Content starts
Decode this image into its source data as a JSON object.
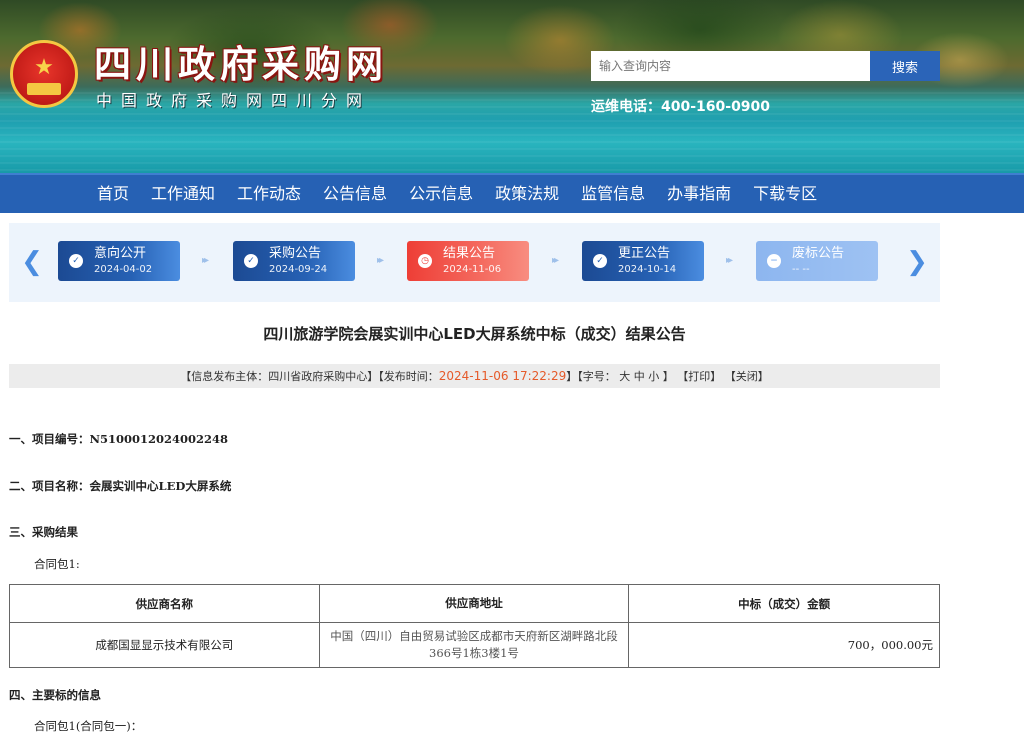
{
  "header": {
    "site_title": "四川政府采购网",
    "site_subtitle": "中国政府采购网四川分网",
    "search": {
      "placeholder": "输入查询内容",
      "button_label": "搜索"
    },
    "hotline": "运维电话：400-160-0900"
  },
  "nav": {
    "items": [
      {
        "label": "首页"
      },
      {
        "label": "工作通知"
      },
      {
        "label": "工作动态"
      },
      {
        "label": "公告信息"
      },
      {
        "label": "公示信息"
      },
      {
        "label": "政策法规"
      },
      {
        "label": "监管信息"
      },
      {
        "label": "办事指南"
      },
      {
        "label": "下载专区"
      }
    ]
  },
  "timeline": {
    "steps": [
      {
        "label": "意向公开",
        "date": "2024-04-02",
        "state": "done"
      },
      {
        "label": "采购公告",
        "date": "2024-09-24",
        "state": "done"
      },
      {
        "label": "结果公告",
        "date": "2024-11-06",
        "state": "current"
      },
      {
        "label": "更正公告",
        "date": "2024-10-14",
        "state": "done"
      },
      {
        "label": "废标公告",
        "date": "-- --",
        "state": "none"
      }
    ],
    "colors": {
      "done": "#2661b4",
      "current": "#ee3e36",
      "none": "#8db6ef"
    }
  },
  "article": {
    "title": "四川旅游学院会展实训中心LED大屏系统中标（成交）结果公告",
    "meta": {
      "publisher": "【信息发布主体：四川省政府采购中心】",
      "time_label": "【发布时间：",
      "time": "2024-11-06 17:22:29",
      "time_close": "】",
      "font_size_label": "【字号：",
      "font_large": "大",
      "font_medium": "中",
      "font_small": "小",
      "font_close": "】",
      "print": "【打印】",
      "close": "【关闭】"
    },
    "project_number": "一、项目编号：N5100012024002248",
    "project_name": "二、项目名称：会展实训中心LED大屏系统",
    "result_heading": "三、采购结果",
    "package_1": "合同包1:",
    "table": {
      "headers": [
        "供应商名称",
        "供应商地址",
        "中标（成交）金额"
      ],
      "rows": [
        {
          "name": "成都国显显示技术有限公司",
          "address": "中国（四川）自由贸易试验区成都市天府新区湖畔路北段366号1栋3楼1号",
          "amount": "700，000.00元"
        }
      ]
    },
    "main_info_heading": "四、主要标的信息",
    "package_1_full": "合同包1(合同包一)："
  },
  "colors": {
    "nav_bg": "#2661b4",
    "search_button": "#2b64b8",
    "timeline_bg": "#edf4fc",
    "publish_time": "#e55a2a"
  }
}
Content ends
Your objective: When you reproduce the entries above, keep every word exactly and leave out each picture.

Solution for this problem:
Decode this image into its source data as a JSON object.
{
  "header": {
    "site_title": "四川政府采购网",
    "site_subtitle": "中国政府采购网四川分网",
    "search": {
      "placeholder": "输入查询内容",
      "button_label": "搜索"
    },
    "hotline": "运维电话：400-160-0900"
  },
  "nav": {
    "items": [
      {
        "label": "首页"
      },
      {
        "label": "工作通知"
      },
      {
        "label": "工作动态"
      },
      {
        "label": "公告信息"
      },
      {
        "label": "公示信息"
      },
      {
        "label": "政策法规"
      },
      {
        "label": "监管信息"
      },
      {
        "label": "办事指南"
      },
      {
        "label": "下载专区"
      }
    ]
  },
  "timeline": {
    "steps": [
      {
        "label": "意向公开",
        "date": "2024-04-02",
        "state": "done"
      },
      {
        "label": "采购公告",
        "date": "2024-09-24",
        "state": "done"
      },
      {
        "label": "结果公告",
        "date": "2024-11-06",
        "state": "current"
      },
      {
        "label": "更正公告",
        "date": "2024-10-14",
        "state": "done"
      },
      {
        "label": "废标公告",
        "date": "-- --",
        "state": "none"
      }
    ],
    "colors": {
      "done": "#2661b4",
      "current": "#ee3e36",
      "none": "#8db6ef"
    }
  },
  "article": {
    "title": "四川旅游学院会展实训中心LED大屏系统中标（成交）结果公告",
    "meta": {
      "publisher": "【信息发布主体：四川省政府采购中心】",
      "time_label": "【发布时间：",
      "time": "2024-11-06 17:22:29",
      "time_close": "】",
      "font_size_label": "【字号：",
      "font_large": "大",
      "font_medium": "中",
      "font_small": "小",
      "font_close": "】",
      "print": "【打印】",
      "close": "【关闭】"
    },
    "project_number": "一、项目编号：N5100012024002248",
    "project_name": "二、项目名称：会展实训中心LED大屏系统",
    "result_heading": "三、采购结果",
    "package_1": "合同包1:",
    "table": {
      "headers": [
        "供应商名称",
        "供应商地址",
        "中标（成交）金额"
      ],
      "rows": [
        {
          "name": "成都国显显示技术有限公司",
          "address": "中国（四川）自由贸易试验区成都市天府新区湖畔路北段366号1栋3楼1号",
          "amount": "700，000.00元"
        }
      ]
    },
    "main_info_heading": "四、主要标的信息",
    "package_1_full": "合同包1(合同包一)："
  },
  "colors": {
    "nav_bg": "#2661b4",
    "search_button": "#2b64b8",
    "timeline_bg": "#edf4fc",
    "publish_time": "#e55a2a"
  }
}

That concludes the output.